Exactly 245 years ago today, on Friday 26 August 1768, HM bark Endeavour was completing for sea in Plymouth Sound, her master, Lieutenant James Cook, noting final preparations in his log: ‘Moderate and Cloudy Weather; at 8 A.M. received on board 2 Tuns Beer & 4 Tons Water, returned Empty Casks & Loosed the Foresail as Signal for Sailing.’ Then at 2 p.m, with the wind north-by-west, he added, ‘Fresh gale and fair weather, Weigh’d and came to Sail.’
So – routinely and without fanfare - began a voyage that would circle the world, only returning in July 1771. It would set the model for sea-borne exploration and discovery through the rest of the age of sail and well beyond, since its principles are still familiar today. Its mission was above all for knowledge: to observe a rare astronomical event from the Pacific; to see if a fabled ‘great southern continent' really existed; to record so far uncharted seas and coasts for the furtherance of trade and (possibly) British colonization; and it also set sail with enlightened and clear instructions about observing as yet unknown societies and treating them with respect, however alien their cultures and practices. Not all who sailed would return, but the expedition was also unprecedented for losing no-one to scurvy (vitamin-C deficiency) and the other familiar causes of poor shipboard diet and hygiene, owing to Cook’s strict and healthy regime. Deaths were solely caused by accidents, natural illness and (above all) tropical fevers caught late in the voyage as the ship underwent long repair in the Dutch shipyard at Batavia (Jakarta), Indonesia.
Unusual, too, was the complement carried for so small a vessel – a former Whitby collier of only 368 tons burthen and 106 feet long, which would normally have a crew of around six to ten. In all there were 98 on board, including three junior lieutenants and a party of marines (normally there would have been no ‘sea-soldiers’, with only the commander being a commissioned Royal Naval officer), plus an official Royal Society astronomer with his servant. In addition there was an entirely novel private-enterprise element, travelling at the expense of its leader and employer, Joseph Banks Esquire FRS, ‘a Gentleman of large fortune…well versed in natural history’.
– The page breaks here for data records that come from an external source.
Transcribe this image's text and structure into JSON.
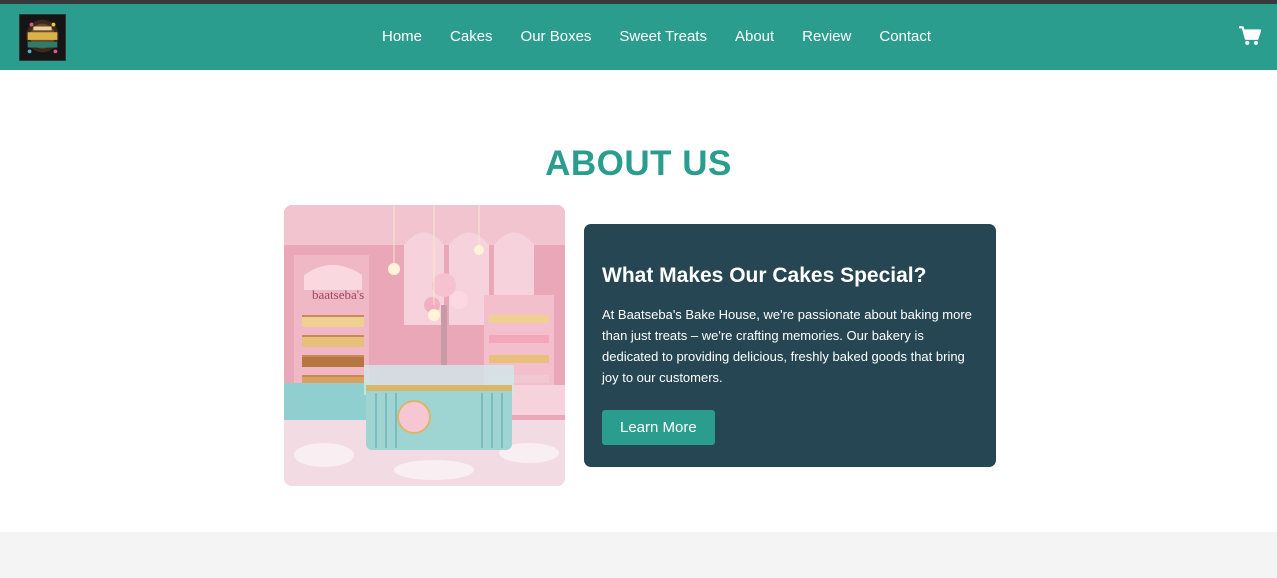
{
  "nav": {
    "logo_alt": "Baatseba's Bake House logo",
    "links": [
      {
        "label": "Home"
      },
      {
        "label": "Cakes"
      },
      {
        "label": "Our Boxes"
      },
      {
        "label": "Sweet Treats"
      },
      {
        "label": "About"
      },
      {
        "label": "Review"
      },
      {
        "label": "Contact"
      }
    ],
    "cart_icon": "shopping-cart-icon"
  },
  "about": {
    "title": "ABOUT US",
    "image_sign_text": "baatseba's",
    "card": {
      "heading": "What Makes Our Cakes Special?",
      "body": "At Baatseba's Bake House, we're passionate about baking more than just treats – we're crafting memories. Our bakery is dedicated to providing delicious, freshly baked goods that bring joy to our customers.",
      "button_label": "Learn More"
    }
  },
  "colors": {
    "brand_teal": "#2a9d8f",
    "card_dark": "#264653",
    "footer_gray": "#f4f4f4"
  }
}
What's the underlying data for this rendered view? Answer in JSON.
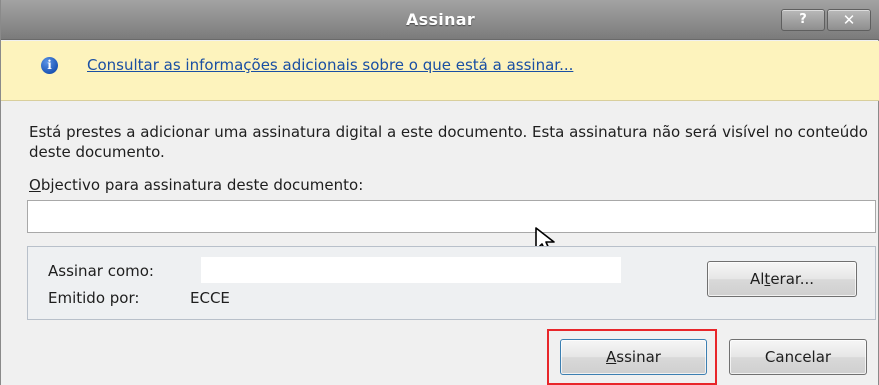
{
  "window": {
    "title": "Assinar",
    "help_label": "?",
    "close_label": "✕"
  },
  "infobar": {
    "icon": "info-icon",
    "icon_glyph": "i",
    "link_text": "Consultar as informações adicionais sobre o que está a assinar..."
  },
  "body": {
    "description": "Está prestes a adicionar uma assinatura digital a este documento. Esta assinatura não será visível no conteúdo deste documento.",
    "purpose_label_accel": "O",
    "purpose_label_rest": "bjectivo para assinatura deste documento:",
    "purpose_value": ""
  },
  "signer": {
    "sign_as_label": "Assinar como:",
    "sign_as_value": "",
    "issued_by_label": "Emitido por:",
    "issued_by_value": "ECCE",
    "change_button_pre": "Al",
    "change_button_accel": "t",
    "change_button_post": "erar..."
  },
  "actions": {
    "sign_accel": "A",
    "sign_rest": "ssinar",
    "cancel_label": "Cancelar"
  },
  "colors": {
    "infobar_bg": "#fdf3bd",
    "link": "#1a4fa3",
    "highlight": "#e8262a"
  }
}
Banks –then aged 25 - was an enlightened and effective Lincolnshire landowner, who wished to pursue his interests in exotic botany and had persuaded both the Royal Society and Admiralty that public benefit would come from inclusion of his scientific ‘suite’ of nine. Apart from himself this comprised his librarian, Dr Daniel Solander, and secretary, Dr Herman Spöring – both Swedish, both botanists and the former a pupil of the great Linnaeus. There were also his two artists, of whom the landscape painter (Alexander Buchan) died of epilepsy early in the voyage and the botanical specialist, Sydney Parkinson, from Batavian fever later on – though after making well over 1000 still-surviving drawings of all sorts: there were also four servants (two being black) and Banks’s two greyhounds. Neither of the dogs reached England again, but when the ship was being repaired on the east coast of Australia after being holed on the Great Barrier reef, the then sole survivor helped bring down the first kangaroos that the party were able to examine, of which – later in London - George Stubbs used a skin, skulls and sketches by Parkinson to paint this strange animal for Banks.
Cook’s discovery that kangaroo also ‘made excellent food’, however, was in July 1770 and still long ahead. Meanwhile, Endeavour rounded Rame Head and saw England slowly dip below the horizon. Under easy sail, and in fair late-summer weather, she steadily ploughed south-west from Plymouth on the first outward leg of her voyage, to resupply with fresh food and water in the Portuguese anchorage of Funchal, Madeira, between 13 and 19 September 1768. That’s not a bad passage in a beamy north-eastern collier, and I shall think of them as my plane lands at Funchal for a summer break looking out across the same sunny roadstead.